AVAILABLE DATA:
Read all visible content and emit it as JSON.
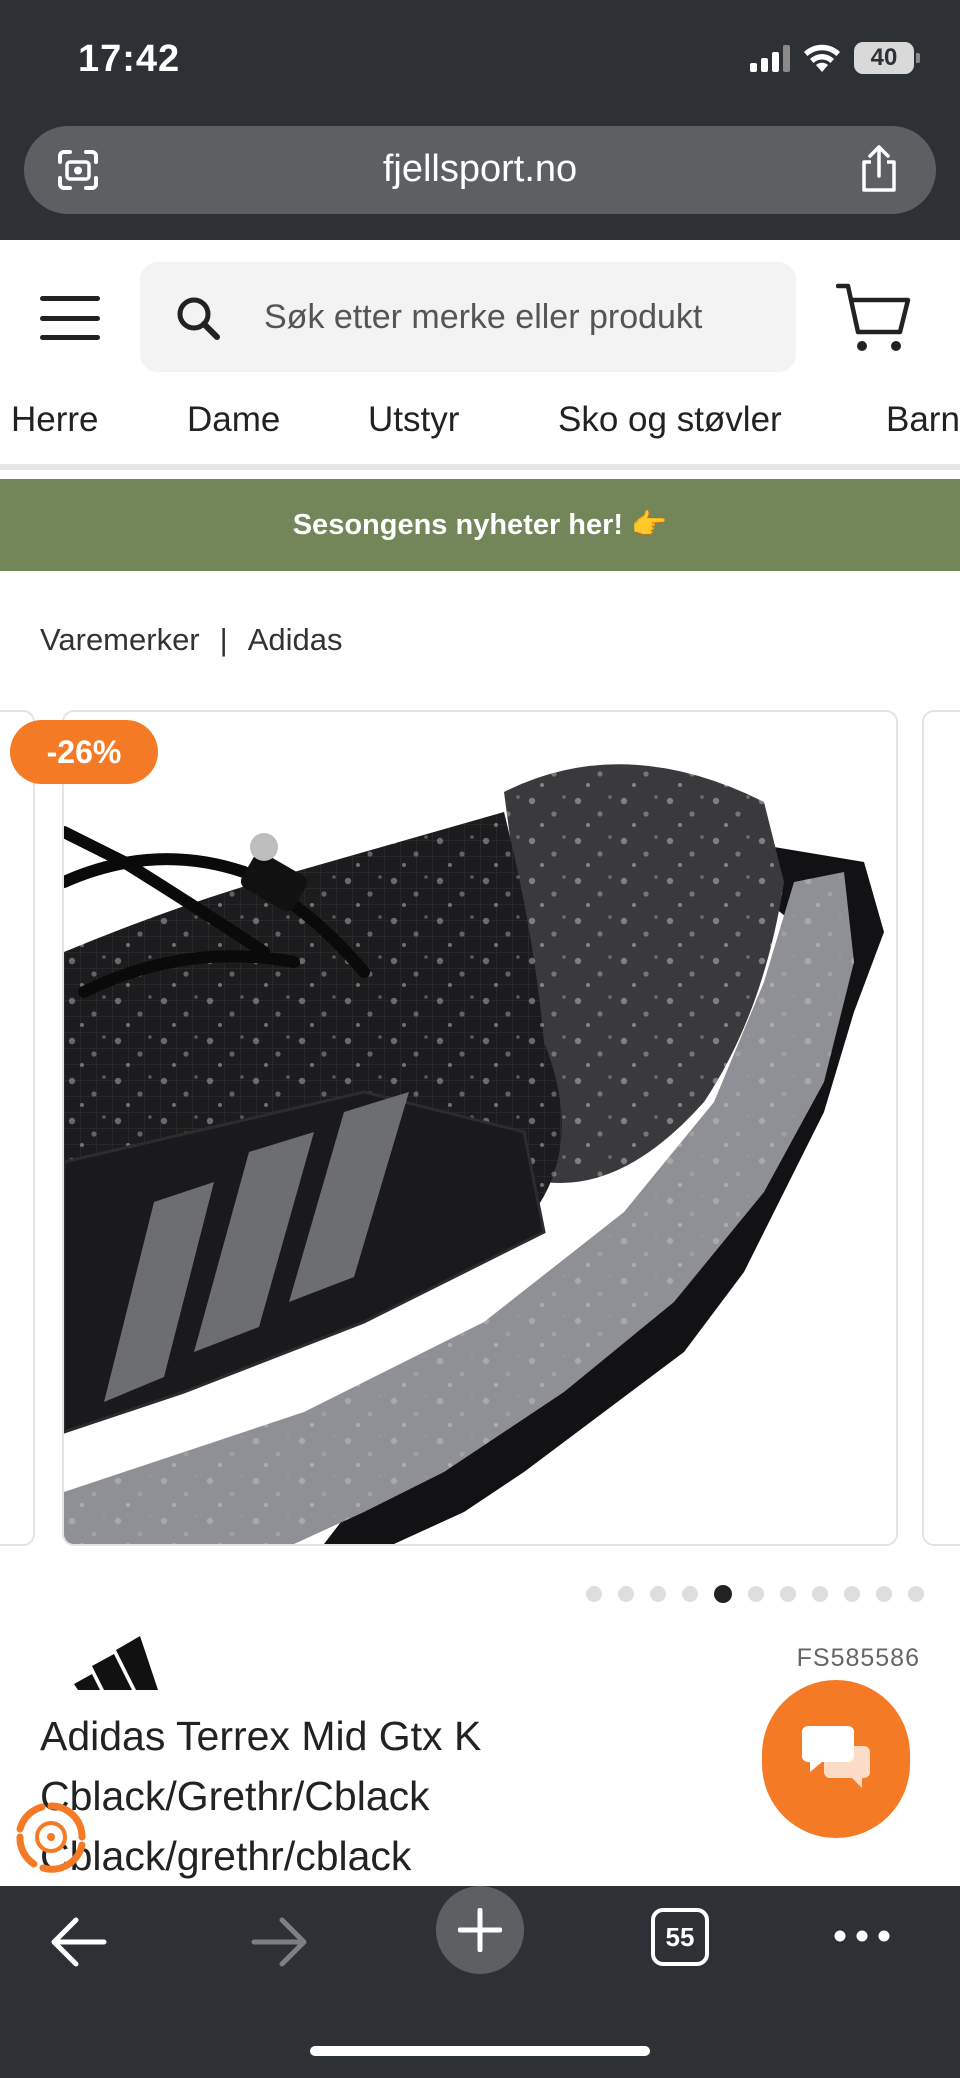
{
  "status_bar": {
    "time": "17:42",
    "battery": "40"
  },
  "browser": {
    "url": "fjellsport.no",
    "tabs_count": "55"
  },
  "header": {
    "search_placeholder": "Søk etter merke eller produkt",
    "nav": [
      "Herre",
      "Dame",
      "Utstyr",
      "Sko og støvler",
      "Barn"
    ]
  },
  "promo": {
    "text": "Sesongens nyheter her! 👉"
  },
  "breadcrumb": {
    "items": [
      "Varemerker",
      "Adidas"
    ],
    "separator": "|"
  },
  "gallery": {
    "discount": "-26%",
    "dot_count": 11,
    "active_index": 4
  },
  "product": {
    "sku": "FS585586",
    "title_lines": [
      "Adidas Terrex Mid Gtx K",
      "Cblack/Grethr/Cblack",
      "Cblack/grethr/cblack"
    ]
  },
  "colors": {
    "accent": "#f57a25",
    "promo_bg": "#728659",
    "chrome_bg": "#2d3034"
  },
  "icons": {
    "url_left": "screen-capture-icon",
    "share": "share-icon",
    "search": "search-icon",
    "cart": "cart-icon",
    "menu": "hamburger-menu-icon",
    "chat": "chat-icon",
    "loyalty": "loyalty-icon",
    "back": "back-arrow-icon",
    "forward": "forward-arrow-icon",
    "new_tab": "plus-icon",
    "more": "more-dots-icon"
  }
}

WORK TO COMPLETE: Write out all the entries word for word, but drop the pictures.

SOLUTION TO THE PROBLEM:
Read all visible content and emit it as JSON.
{
  "status_bar": {
    "time": "17:42",
    "battery": "40"
  },
  "browser": {
    "url": "fjellsport.no",
    "tabs_count": "55"
  },
  "header": {
    "search_placeholder": "Søk etter merke eller produkt",
    "nav": [
      "Herre",
      "Dame",
      "Utstyr",
      "Sko og støvler",
      "Barn"
    ]
  },
  "promo": {
    "text": "Sesongens nyheter her! 👉"
  },
  "breadcrumb": {
    "items": [
      "Varemerker",
      "Adidas"
    ],
    "separator": "|"
  },
  "gallery": {
    "discount": "-26%",
    "dot_count": 11,
    "active_index": 4
  },
  "product": {
    "sku": "FS585586",
    "title_lines": [
      "Adidas Terrex Mid Gtx K",
      "Cblack/Grethr/Cblack",
      "Cblack/grethr/cblack"
    ]
  },
  "colors": {
    "accent": "#f57a25",
    "promo_bg": "#728659",
    "chrome_bg": "#2d3034"
  },
  "icons": {
    "url_left": "screen-capture-icon",
    "share": "share-icon",
    "search": "search-icon",
    "cart": "cart-icon",
    "menu": "hamburger-menu-icon",
    "chat": "chat-icon",
    "loyalty": "loyalty-icon",
    "back": "back-arrow-icon",
    "forward": "forward-arrow-icon",
    "new_tab": "plus-icon",
    "more": "more-dots-icon"
  }
}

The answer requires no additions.